“When you have a situation where because of global factors and supply shock you are likely to see a slowdown in growth, spike in inflation and forthcoming hike in interest rates, there are very few spaces to hide,” said Mihir Vora, director and chief investment officer at Max Life Insurance Co. “In times like this cash is the only safe haven.”
Here’s a snapshot on the impact on key asset classes:
The rupee, which declined to a record low of 76.9812 on Monday, may extend losses to 77.50 per dollar by year-end, according to Standard Chartered Plc.
Given that India relies on imports to meet about 85% of its oil requirements, the nation may be one of the most exposed in Asia to about 60% jump in Brent prices this year. The surge in crude threatens to worsen price pressures, hurt finances and roll the economy’s recovery.
“The future trajectory will be a function of how high oil prices sustain,” said Gaura Sen Gupta, economist at IDFC FIRST Bank Ltd. “If sanctions on Russian oil and gas go through, it implies a far tighter crude oil market, which will maintain a depreciation pressure on the rupee.”
The S&P BSE SENSEX Index declined 2.7% on Monday and gained 1.1% on Tuesday, trimming the losses this year to 8.3%. The failure of the index to hold the upper border of the so-called Ichimoku weekly cloud at 54,000 saw the benchmark test and hold important support in the 52,400 area. Any drop below this level may bring the pivotal 50,000 support into focus amid worries that higher oil prices may squeeze company profits.

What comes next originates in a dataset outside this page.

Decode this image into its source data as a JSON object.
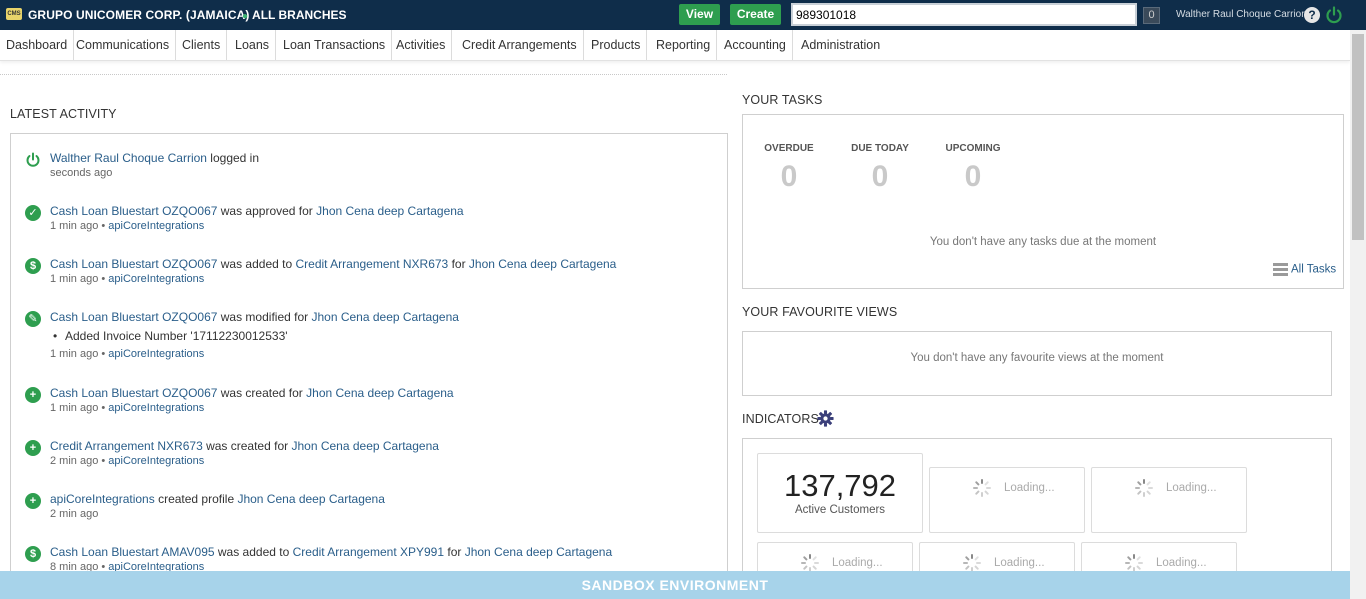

“With rupee now at a record low, overseas investors will continue to sell local stocks and bonds till there are signs of a resolution of the conflict in Ukraine and commodity prices begin to stabilize,” said said Chakri Lokapriya, chief investment officer at TCG Advisory Services.
Bonds look among the most vulnerable to an oil-price shock in Asia’s emerging debt markets. Yields jumped an average of 10 basis points during the most significant crude spikes in recent history, according to a Bloomberg analysis of seven such events dating back to 2015. Yields are up more than 20 basis points in about two weeks despite assurances from policymakers that there will be no further bond auctions until the end of the month.
“It’s better to stay on cash as much as possible,” said Naveen Singh, executive vice president and head of trading at ICICI Securities Primary Dealership. “Once the new supply of bonds start in April, it might be a bloodbath.”